Duct tape, yes duct tape evermore to the rescue. For a Nalgene water bottle, I took a short piece of line, laid it on the side of the bottle, pushed the ends together to force a loop into the air. Duct taped each of the ends around the bottle and now you have a loop on the bottle which you can use as a tie off.

Given sufficient extra line and serious duct taping, it is a pretty secure connection.


– Last Updated: Apr-14-16 4:13 PM EST –

(Running out of Ben and Jerry flavors!)

I'm glad I'm not the only one who saves useful containers - and who shops sometimes based on the type of container.

But: who knows where I can get a good milwaukee-style frozen custard?

salted caramel
That Talenti salted caramel must really be “da bomb”. I’ve been to 3 grocery stores in the past week and that flavor was sold out at every one. Not a huge problem (since they have 40 flavors and I have yet to have one that was not delicious) but now I’m REALLY curious.

You won’t be disappointed
It’s the reason I have 6 or 8 empty Talenti containers in my cabinet. A few spoonfuls of salt caramel & a glass of merlot is a beautiful thing.

Field Tests
Taking several of these on some recent trips, I had the opportunity to find uses for them.

Thinking the hard container might be useful to store easily bruised fruit I experimented with pears and bananas (cut in half). I found that the container did help with minimizing the bruising, but at the points of contact some bruising still occurred. However, in the case of the pear, all the sloppy bruised flesh stayed the jar and made for clean transport. There was enough extra room in the jar to store slices of Gouda to go with the pear… With banana I left the skin on and cut it in two to fit.

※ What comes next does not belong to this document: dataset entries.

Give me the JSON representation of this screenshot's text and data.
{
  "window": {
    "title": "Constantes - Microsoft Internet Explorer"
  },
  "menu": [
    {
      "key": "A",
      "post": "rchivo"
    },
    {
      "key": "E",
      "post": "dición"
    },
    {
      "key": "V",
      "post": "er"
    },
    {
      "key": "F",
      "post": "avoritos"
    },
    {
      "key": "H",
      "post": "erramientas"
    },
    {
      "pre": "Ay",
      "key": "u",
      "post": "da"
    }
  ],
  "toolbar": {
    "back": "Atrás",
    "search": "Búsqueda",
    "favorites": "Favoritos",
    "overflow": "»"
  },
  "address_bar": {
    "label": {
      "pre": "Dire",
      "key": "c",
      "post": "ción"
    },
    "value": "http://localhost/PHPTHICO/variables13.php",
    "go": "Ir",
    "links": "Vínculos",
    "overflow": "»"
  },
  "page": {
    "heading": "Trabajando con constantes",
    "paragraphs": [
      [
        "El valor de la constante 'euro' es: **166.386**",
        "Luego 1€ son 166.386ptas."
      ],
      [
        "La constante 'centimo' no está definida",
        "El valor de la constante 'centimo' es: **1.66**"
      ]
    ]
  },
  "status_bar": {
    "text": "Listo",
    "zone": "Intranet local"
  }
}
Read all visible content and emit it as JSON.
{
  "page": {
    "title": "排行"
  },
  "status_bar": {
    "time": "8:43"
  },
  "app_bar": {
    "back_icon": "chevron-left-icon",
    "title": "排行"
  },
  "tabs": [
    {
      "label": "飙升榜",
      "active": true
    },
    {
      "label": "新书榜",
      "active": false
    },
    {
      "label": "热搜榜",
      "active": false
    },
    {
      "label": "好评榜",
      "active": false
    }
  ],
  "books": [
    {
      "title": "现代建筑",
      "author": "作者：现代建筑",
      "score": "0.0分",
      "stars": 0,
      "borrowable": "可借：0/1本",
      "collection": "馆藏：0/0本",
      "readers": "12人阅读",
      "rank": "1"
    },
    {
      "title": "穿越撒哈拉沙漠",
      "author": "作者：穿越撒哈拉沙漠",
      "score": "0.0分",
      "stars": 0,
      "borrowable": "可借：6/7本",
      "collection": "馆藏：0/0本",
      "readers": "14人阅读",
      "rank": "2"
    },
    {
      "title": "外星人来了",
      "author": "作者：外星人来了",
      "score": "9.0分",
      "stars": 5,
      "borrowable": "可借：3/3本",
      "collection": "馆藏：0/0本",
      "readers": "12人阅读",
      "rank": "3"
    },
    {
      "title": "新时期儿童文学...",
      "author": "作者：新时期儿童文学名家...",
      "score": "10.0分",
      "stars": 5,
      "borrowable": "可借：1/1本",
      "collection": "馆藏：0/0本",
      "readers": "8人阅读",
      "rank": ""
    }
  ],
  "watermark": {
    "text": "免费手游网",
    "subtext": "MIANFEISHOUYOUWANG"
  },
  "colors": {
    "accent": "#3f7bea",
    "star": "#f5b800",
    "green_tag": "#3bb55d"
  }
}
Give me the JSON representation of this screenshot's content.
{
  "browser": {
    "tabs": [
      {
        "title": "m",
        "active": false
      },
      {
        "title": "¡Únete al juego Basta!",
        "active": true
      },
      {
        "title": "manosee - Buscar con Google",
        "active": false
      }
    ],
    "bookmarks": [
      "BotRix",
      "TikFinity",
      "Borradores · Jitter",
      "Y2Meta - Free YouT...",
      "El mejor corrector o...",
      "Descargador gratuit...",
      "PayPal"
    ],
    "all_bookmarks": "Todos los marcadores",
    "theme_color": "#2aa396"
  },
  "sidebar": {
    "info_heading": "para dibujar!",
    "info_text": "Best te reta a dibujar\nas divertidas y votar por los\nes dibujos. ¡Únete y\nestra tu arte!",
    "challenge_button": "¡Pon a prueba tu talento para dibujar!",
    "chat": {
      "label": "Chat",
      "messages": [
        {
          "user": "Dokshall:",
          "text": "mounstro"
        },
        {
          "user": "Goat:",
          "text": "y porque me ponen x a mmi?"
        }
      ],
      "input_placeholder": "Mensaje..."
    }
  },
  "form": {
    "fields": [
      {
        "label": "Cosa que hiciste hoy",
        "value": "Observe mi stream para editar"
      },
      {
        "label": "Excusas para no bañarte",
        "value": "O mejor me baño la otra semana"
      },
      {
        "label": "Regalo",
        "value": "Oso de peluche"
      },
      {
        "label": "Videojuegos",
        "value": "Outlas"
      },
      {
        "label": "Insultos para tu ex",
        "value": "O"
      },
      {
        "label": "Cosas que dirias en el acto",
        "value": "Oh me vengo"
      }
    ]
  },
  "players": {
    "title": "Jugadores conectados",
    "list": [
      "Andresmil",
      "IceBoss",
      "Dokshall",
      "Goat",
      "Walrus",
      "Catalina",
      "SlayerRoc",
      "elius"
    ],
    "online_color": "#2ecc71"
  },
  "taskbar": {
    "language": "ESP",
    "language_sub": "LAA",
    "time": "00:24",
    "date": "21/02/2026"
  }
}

Both of these uses I’d rate a B+. Might also be useful for kiwis.

However, the best use I found for the Taenti jar was for storing peeled sections of navel oranges. Each jar will hold 2 1/2 peeled oranges. So nice to have a refreshing treat in the canoe without having to get your hands wet and sticky with peeling the orange; do that ahead of time and store them in the jar.

The oranges use gets an A rating.

Don’t wash in the dishwasher!
I tried to wash in the dishwasher the last Mango Sorbet that I had and it melted!

Always have a few
We always seem to have a few Talenti containers around the house. The gelato is really good and the containers almost seem too nice to just throw them away!

We’ve never used them as dry boxes in our kayaks but my wife uses them to take washed and/or cut up fruit - raspberries, strawberries, blueberries, etc - into work with her for lunch several times a week.

Yes, dishwashers generate too much heat for the Talenti containers and most other lightweight plastic grocery item packaging. But the ice cream/sorbet jars wash out easily by hand and don’t retain odors or stains.

Packing up for a summer-long trip and have been saving these Talenti containers for the last year, thinking that they would be much better than the containers we have. Thanks for testing it out – have already packed them with condiments and food sundries which cannot get damp or wet. When we return will test them with our dehydrated veggies to see how well they fare and how long they remain dry. And, while I’ve restricted my sugar intake, one of us doesn’t have such qualms about sugar and has enjoyed the great flavor of this brand!